According to the Carolina Journal Online, Jack Nichols, a principle founder of Planned Parenthood Health Systems in Raleigh and an attorney for the organization, drafted the resolution. His initial proposal even included a reprimand of County Attorney Scott Warren, which was removed by Commissioner Stan Norwalk before the wording was presented.
Commissioner Paul Coble, who voted against the resolution, told the Carolina Journal that it basically meant “we should ignore the advice of our own attorney and take the advice of the attorney working for the organization (Planned Parenthood) that stands to benefit the most from it.”
Planned Parenthood is the nation’s largest abortion provider.
“This is particularly troubling to see Planned Parenthood’s behind-the-scenes role in the commission’s decision,” said the Rev. Mark Creech, executive director of the Christian Action League. “Certainly any individual or organization has the right to speak out during the public comment period, as many did. But we would hope that commissioners would put their constituents’ opinion ahead of that of a business that stands to profit.”

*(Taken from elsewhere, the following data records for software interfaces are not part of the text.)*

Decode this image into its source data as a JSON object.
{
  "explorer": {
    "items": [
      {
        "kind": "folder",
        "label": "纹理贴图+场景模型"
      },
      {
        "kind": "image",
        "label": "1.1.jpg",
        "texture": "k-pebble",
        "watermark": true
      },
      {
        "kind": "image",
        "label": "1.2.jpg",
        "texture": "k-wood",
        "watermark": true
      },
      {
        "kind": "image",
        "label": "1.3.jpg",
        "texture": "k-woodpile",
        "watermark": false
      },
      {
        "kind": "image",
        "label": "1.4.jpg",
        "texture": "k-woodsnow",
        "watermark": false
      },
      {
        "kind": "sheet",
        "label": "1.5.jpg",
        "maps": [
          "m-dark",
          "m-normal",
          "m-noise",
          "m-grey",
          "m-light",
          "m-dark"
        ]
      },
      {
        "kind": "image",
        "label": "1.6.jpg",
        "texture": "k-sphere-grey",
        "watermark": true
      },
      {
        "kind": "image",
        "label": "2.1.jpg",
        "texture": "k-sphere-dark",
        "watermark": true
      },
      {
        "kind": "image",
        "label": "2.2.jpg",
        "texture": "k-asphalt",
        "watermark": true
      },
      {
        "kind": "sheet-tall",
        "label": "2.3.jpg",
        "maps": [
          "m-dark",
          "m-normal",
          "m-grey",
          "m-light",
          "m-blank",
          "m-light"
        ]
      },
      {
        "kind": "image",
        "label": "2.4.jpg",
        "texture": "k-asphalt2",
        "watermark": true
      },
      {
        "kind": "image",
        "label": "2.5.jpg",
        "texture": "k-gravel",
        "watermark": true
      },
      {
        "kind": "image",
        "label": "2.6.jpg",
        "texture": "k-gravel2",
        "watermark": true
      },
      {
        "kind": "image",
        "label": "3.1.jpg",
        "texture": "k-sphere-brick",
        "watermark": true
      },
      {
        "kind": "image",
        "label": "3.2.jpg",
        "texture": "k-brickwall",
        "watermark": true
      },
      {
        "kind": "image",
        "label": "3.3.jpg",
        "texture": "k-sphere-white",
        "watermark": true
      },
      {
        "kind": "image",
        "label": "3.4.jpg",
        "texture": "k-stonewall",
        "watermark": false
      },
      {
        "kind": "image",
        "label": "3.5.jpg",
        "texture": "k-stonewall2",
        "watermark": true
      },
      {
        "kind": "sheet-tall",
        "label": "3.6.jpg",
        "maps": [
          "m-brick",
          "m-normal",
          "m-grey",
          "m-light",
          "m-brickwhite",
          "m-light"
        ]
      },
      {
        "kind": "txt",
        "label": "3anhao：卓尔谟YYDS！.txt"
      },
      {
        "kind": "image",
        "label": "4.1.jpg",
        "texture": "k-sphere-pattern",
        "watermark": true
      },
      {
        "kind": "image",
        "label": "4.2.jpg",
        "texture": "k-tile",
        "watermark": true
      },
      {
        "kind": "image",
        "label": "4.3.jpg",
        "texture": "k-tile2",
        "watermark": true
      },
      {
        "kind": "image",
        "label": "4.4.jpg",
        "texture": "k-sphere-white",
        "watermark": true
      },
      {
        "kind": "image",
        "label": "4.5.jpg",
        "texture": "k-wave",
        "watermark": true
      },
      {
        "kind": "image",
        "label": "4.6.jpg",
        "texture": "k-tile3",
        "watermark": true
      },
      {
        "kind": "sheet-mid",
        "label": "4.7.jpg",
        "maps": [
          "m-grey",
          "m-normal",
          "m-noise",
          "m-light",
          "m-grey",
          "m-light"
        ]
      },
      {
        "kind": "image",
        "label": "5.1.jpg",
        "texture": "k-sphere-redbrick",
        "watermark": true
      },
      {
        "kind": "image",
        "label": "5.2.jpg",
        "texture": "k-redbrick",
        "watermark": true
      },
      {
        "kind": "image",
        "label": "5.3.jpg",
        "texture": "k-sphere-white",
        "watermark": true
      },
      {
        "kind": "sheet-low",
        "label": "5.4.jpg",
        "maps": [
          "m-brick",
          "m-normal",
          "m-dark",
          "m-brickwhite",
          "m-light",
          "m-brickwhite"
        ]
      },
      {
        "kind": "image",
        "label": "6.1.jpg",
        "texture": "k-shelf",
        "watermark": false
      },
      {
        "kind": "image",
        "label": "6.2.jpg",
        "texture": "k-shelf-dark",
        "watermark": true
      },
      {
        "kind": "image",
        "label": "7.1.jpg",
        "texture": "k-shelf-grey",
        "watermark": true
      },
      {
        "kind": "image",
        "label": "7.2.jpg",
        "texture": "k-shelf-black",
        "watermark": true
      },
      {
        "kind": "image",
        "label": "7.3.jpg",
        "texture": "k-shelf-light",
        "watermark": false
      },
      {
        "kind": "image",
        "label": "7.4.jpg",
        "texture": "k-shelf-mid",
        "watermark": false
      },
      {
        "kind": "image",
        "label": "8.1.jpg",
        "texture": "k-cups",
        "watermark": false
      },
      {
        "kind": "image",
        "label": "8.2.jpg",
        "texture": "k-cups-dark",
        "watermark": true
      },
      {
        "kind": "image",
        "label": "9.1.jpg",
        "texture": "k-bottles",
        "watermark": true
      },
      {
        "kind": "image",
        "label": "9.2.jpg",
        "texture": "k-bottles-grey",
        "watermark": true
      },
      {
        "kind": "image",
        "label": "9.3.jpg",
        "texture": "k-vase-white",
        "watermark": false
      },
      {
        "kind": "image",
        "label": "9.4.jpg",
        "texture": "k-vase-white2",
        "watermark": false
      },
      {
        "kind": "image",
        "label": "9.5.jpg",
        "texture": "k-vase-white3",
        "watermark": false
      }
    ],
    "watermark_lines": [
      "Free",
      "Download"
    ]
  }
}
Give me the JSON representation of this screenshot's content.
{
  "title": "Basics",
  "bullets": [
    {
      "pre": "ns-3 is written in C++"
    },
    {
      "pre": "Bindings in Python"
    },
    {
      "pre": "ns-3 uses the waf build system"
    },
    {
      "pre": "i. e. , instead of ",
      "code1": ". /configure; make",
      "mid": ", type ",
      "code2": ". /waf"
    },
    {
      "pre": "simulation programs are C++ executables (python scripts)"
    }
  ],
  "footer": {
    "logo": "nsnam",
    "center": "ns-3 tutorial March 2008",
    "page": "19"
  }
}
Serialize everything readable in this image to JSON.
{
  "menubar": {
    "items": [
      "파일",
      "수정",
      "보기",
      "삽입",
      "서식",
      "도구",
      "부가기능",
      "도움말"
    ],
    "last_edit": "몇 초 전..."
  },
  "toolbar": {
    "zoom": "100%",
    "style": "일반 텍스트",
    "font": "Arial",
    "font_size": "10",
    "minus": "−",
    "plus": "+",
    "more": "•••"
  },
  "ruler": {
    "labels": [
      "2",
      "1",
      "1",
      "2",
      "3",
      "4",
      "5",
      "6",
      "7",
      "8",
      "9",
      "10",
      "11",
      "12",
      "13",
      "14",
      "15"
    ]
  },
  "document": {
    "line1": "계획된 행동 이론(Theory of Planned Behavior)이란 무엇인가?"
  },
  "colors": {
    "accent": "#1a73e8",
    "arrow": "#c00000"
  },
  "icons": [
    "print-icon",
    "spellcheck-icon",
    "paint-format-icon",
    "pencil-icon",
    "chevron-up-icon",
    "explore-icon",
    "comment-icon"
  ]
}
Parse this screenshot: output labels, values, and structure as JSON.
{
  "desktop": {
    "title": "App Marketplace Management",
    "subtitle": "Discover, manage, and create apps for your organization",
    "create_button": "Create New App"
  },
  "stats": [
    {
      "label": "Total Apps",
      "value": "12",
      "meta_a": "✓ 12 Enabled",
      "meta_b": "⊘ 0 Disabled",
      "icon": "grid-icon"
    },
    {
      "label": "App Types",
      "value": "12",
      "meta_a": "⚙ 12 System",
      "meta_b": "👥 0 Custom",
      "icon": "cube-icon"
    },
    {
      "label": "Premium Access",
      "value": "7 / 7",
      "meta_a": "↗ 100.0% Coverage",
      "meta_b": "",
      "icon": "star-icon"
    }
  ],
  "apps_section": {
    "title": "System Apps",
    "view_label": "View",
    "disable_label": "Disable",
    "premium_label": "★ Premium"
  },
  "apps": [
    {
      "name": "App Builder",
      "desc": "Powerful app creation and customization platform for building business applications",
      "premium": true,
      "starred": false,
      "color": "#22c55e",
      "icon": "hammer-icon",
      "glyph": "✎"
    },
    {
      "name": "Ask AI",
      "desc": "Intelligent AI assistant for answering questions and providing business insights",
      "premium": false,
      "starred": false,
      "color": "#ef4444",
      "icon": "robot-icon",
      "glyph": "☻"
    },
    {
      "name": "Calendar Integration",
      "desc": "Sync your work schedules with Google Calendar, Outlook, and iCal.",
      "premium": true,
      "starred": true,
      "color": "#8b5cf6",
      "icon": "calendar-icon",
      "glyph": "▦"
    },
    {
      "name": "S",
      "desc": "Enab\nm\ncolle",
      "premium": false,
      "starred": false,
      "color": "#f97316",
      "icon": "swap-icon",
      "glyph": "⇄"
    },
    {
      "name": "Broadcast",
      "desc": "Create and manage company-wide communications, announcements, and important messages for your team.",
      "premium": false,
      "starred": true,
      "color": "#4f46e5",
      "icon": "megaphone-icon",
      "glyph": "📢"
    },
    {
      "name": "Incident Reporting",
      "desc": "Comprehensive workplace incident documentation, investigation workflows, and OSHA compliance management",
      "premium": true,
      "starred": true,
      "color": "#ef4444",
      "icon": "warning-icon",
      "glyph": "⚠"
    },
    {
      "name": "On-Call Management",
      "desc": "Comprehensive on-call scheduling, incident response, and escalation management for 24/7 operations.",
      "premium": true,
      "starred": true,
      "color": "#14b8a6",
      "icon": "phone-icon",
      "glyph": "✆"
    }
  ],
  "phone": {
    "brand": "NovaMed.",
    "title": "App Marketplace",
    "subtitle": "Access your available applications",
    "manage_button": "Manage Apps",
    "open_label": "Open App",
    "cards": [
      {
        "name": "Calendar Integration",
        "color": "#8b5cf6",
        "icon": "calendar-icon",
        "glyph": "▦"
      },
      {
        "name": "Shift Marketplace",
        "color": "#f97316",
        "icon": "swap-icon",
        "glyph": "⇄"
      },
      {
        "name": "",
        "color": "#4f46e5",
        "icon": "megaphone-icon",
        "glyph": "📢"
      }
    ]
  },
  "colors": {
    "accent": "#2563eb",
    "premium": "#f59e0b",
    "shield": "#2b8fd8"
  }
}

Whether or not a lawsuit is filed, Yeung said she does expect political fallout from Monday’s vote and that her organization, which educates the public on right-to-life issues, will certainly inform them on how their elected officials are voting.
Meanwhile, the effort to remove taxpayer funded elective abortions from county health plans is moving on.
“We continue to hear of counties who have or will be dropping coverage,” Stam said.